I started analyzing myself. I knew that Cleo was talking about figuring out a major, but I was starting to wonder if I even needed to finish school. Could I utilize my hobbies or talents to make a living? I looked at my hobbies. Reading? Not likely that I could monetize that. Drawing? I wasn’t all that good at it, so I doubt I’d be able to turn a profit my selling drawings. Video games? “Let’s Players” were getting very popular online, but I don’t think I’m interesting or funny enough to maintain a decent audience. It didn’t look like my hobbies would get my life on track. I had to think harder. What about interests? Not many of those would support me, and the ones that could, I didn’t have the looks for. There was something though. Something I had the drive for. Travel. For as long as I could remember, I wanted to see the world no matter the cost or dangers. This was my answer, or at least what would lead me to it. What could he major in that would let me see the world? Diplomacy? Archeology? Oceanography?
But as I got closer to the answer, I noticed something. Something very strange. A light was pulsing through the trees. It seemed as though someone set up party lights, but I heard nothing. No music to accompany the light and no people to explain why it was there. I made my way to it, weaving through the dense tree trunks and bushes. I reached a clearing, and my jaw dropped. This light was not man-made, as far as I could tell. A slowly twisting vortex of gleaming silver and blood-red mist was lightly hovering above the ground. My imagination immediately overpowered my reasoning. If this wasn’t a figment of my imagination, it was surely a portal. Everything in my very being was sure about that. I had to tell someone. I had to let someone know this was here.
But something stopped me. In that moment, my dilemma seemed to have a solution. Portals lead to places. All I needed to do is step through. I was ready to go through, but my reasoning resurfaced. Where would it take me? Would I be able to get back? Would it kill me? Then I remembered the anger I felt when I was expelled, the grief when I realized my life was ruined, the helplessness of being stuck in a world that seemed to reject me. I didn’t remember my talk with Cleo.

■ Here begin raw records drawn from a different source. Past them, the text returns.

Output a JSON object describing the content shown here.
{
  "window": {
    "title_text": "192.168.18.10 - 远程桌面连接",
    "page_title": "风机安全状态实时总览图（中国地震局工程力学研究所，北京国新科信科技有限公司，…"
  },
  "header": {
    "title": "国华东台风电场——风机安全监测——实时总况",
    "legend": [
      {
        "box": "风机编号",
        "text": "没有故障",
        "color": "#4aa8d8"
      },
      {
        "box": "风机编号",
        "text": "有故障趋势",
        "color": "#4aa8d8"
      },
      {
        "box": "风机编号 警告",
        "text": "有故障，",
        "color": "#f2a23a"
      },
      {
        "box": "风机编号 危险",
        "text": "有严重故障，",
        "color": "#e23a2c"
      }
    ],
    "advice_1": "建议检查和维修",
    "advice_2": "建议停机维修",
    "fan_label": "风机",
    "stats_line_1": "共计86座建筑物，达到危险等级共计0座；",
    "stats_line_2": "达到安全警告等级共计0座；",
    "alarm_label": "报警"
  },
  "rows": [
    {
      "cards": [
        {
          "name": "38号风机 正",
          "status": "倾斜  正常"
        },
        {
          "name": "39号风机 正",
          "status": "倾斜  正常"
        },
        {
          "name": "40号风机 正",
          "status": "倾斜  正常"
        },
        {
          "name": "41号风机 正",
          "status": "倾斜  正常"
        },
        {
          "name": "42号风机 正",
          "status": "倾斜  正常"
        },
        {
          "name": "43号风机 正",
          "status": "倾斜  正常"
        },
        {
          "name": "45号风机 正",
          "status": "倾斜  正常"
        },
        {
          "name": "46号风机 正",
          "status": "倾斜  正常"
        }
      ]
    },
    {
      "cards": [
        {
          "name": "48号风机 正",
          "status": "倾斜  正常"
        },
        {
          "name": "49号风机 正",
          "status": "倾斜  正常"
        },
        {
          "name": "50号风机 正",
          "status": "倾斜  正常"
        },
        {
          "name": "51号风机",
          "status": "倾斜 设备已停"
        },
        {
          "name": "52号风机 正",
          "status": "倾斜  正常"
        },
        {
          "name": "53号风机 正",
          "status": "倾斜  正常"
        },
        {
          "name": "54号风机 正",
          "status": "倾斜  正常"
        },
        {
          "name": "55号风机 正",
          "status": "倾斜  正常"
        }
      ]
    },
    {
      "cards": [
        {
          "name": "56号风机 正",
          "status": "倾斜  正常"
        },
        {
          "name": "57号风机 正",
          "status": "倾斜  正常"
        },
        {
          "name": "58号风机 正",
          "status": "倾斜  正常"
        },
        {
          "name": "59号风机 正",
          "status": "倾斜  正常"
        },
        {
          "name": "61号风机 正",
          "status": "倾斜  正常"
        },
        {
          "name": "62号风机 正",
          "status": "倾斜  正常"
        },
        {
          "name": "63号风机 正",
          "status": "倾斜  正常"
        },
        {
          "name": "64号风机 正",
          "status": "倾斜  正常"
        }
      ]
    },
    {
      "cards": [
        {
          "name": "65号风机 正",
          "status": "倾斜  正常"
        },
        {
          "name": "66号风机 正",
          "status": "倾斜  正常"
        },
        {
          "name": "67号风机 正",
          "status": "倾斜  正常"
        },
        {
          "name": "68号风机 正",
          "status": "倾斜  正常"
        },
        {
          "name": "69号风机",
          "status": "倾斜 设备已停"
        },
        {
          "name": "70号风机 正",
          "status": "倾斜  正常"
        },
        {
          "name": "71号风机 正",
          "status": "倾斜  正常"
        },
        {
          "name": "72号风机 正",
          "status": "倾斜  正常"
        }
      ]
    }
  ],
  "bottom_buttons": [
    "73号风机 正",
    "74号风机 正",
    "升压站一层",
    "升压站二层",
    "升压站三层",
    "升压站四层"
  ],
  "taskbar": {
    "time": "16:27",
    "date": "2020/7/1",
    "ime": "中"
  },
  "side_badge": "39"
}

“Fuck it.” I dove headlong into the portal.
Desperation makes people do crazy shit.